● EXERCISE DESCRIPTION: Go over the entries below line by line, copying each one that contains the word "catchafirepizza".

- Opening Delimiter -

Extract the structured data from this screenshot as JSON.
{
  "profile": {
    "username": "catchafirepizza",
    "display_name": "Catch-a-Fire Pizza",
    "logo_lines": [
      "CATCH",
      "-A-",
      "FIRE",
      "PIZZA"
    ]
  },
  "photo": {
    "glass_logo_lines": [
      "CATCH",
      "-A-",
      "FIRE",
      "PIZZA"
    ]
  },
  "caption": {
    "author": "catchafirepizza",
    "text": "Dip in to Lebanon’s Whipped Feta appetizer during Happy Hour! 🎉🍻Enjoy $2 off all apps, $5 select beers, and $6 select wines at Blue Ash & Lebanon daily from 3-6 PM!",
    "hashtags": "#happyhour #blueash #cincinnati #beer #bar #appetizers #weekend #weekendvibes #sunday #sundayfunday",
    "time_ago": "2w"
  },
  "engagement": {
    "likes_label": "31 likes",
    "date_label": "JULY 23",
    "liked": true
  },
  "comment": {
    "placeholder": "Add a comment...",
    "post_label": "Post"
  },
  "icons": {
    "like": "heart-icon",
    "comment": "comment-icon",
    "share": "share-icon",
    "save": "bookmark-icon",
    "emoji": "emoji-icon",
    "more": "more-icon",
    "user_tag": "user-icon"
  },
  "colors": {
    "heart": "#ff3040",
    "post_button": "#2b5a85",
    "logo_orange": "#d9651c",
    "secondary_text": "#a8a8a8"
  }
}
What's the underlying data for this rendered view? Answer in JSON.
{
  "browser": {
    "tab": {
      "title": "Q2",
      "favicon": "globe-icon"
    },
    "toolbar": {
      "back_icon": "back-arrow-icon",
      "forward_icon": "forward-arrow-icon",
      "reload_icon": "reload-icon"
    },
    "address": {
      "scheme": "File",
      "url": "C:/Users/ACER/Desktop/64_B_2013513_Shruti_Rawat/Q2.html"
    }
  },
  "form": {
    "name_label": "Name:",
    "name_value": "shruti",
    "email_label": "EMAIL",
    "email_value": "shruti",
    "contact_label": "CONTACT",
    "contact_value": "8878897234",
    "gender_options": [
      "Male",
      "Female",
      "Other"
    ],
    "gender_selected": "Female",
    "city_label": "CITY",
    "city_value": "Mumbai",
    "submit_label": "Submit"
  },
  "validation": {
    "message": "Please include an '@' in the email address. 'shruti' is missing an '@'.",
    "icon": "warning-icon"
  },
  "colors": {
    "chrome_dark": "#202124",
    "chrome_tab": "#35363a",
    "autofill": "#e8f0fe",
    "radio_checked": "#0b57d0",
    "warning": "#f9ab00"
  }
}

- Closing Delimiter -

● RESPONSE TO THE TASK:
    "username": "catchafirepizza",
    "author": "catchafirepizza",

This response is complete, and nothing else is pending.